▶ [Task requirements]:
The records that follow are to be printed exactly, with no images.

▶ [Data records]:
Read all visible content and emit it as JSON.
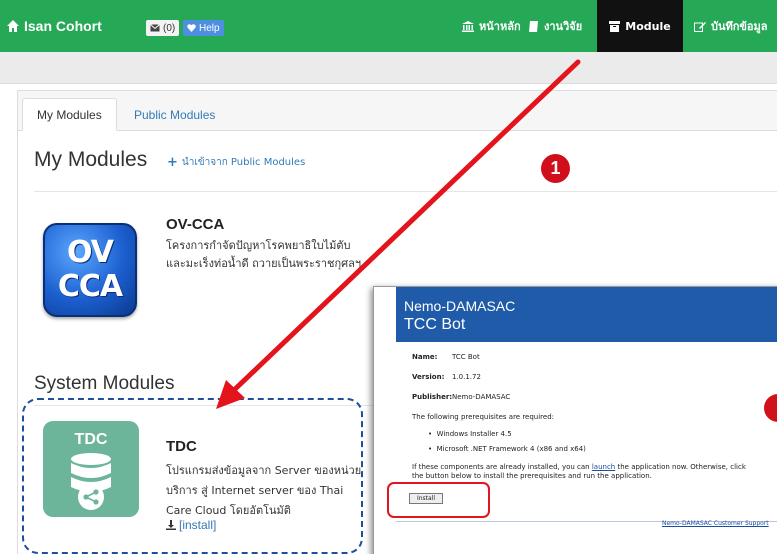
{
  "navbar": {
    "brand": "Isan Cohort",
    "mail_count": "(0)",
    "help_label": "Help",
    "items": [
      {
        "label": "หน้าหลัก",
        "icon": "institution-icon"
      },
      {
        "label": "งานวิจัย",
        "icon": "book-icon"
      },
      {
        "label": "Module",
        "icon": "archive-icon",
        "active": true
      },
      {
        "label": "บันทึกข้อมูล",
        "icon": "edit-icon"
      }
    ]
  },
  "tabs": [
    "My Modules",
    "Public Modules"
  ],
  "my_modules": {
    "heading": "My Modules",
    "import_link": "นำเข้าจาก Public Modules",
    "items": [
      {
        "icon_text_line1": "OV",
        "icon_text_line2": "CCA",
        "title": "OV-CCA",
        "description": "โครงการกำจัดปัญหาโรคพยาธิใบไม้ตับและมะเร็งท่อน้ำดี ถวายเป็นพระราชกุศลฯ"
      }
    ]
  },
  "system_modules": {
    "heading": "System Modules",
    "items": [
      {
        "icon_text": "TDC",
        "title": "TDC",
        "description": "โปรแกรมส่งข้อมูลจาก Server ของหน่วยบริการ สู่ Internet server ของ Thai Care Cloud โดยอัตโนมัติ",
        "install_label": "[install]"
      }
    ]
  },
  "installer": {
    "header_line1": "Nemo-DAMASAC",
    "header_line2": "TCC Bot",
    "name_label": "Name:",
    "name_value": "TCC Bot",
    "version_label": "Version:",
    "version_value": "1.0.1.72",
    "publisher_label": "Publisher:",
    "publisher_value": "Nemo-DAMASAC",
    "prereq_text": "The following prerequisites are required:",
    "prereqs": [
      "Windows Installer 4.5",
      "Microsoft .NET Framework 4 (x86 and x64)"
    ],
    "note_part1": "If these components are already installed, you can ",
    "note_link": "launch",
    "note_part2": " the application now. Otherwise, click the button below to install the prerequisites and run the application.",
    "install_button": "Install",
    "support_link": "Nemo-DAMASAC Customer Support"
  },
  "annotation": {
    "step_number": "1",
    "colors": {
      "arrow": "#e3141c",
      "dashed_box": "#1f4e9e",
      "navbar": "#25a957"
    }
  }
}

▶ [The completed task]:
Read all visible content and emit it as JSON.
{
  "navbar": {
    "brand": "Isan Cohort",
    "mail_count": "(0)",
    "help_label": "Help",
    "items": [
      {
        "label": "หน้าหลัก",
        "icon": "institution-icon"
      },
      {
        "label": "งานวิจัย",
        "icon": "book-icon"
      },
      {
        "label": "Module",
        "icon": "archive-icon",
        "active": true
      },
      {
        "label": "บันทึกข้อมูล",
        "icon": "edit-icon"
      }
    ]
  },
  "tabs": [
    "My Modules",
    "Public Modules"
  ],
  "my_modules": {
    "heading": "My Modules",
    "import_link": "นำเข้าจาก Public Modules",
    "items": [
      {
        "icon_text_line1": "OV",
        "icon_text_line2": "CCA",
        "title": "OV-CCA",
        "description": "โครงการกำจัดปัญหาโรคพยาธิใบไม้ตับและมะเร็งท่อน้ำดี ถวายเป็นพระราชกุศลฯ"
      }
    ]
  },
  "system_modules": {
    "heading": "System Modules",
    "items": [
      {
        "icon_text": "TDC",
        "title": "TDC",
        "description": "โปรแกรมส่งข้อมูลจาก Server ของหน่วยบริการ สู่ Internet server ของ Thai Care Cloud โดยอัตโนมัติ",
        "install_label": "[install]"
      }
    ]
  },
  "installer": {
    "header_line1": "Nemo-DAMASAC",
    "header_line2": "TCC Bot",
    "name_label": "Name:",
    "name_value": "TCC Bot",
    "version_label": "Version:",
    "version_value": "1.0.1.72",
    "publisher_label": "Publisher:",
    "publisher_value": "Nemo-DAMASAC",
    "prereq_text": "The following prerequisites are required:",
    "prereqs": [
      "Windows Installer 4.5",
      "Microsoft .NET Framework 4 (x86 and x64)"
    ],
    "note_part1": "If these components are already installed, you can ",
    "note_link": "launch",
    "note_part2": " the application now. Otherwise, click the button below to install the prerequisites and run the application.",
    "install_button": "Install",
    "support_link": "Nemo-DAMASAC Customer Support"
  },
  "annotation": {
    "step_number": "1",
    "colors": {
      "arrow": "#e3141c",
      "dashed_box": "#1f4e9e",
      "navbar": "#25a957"
    }
  }
}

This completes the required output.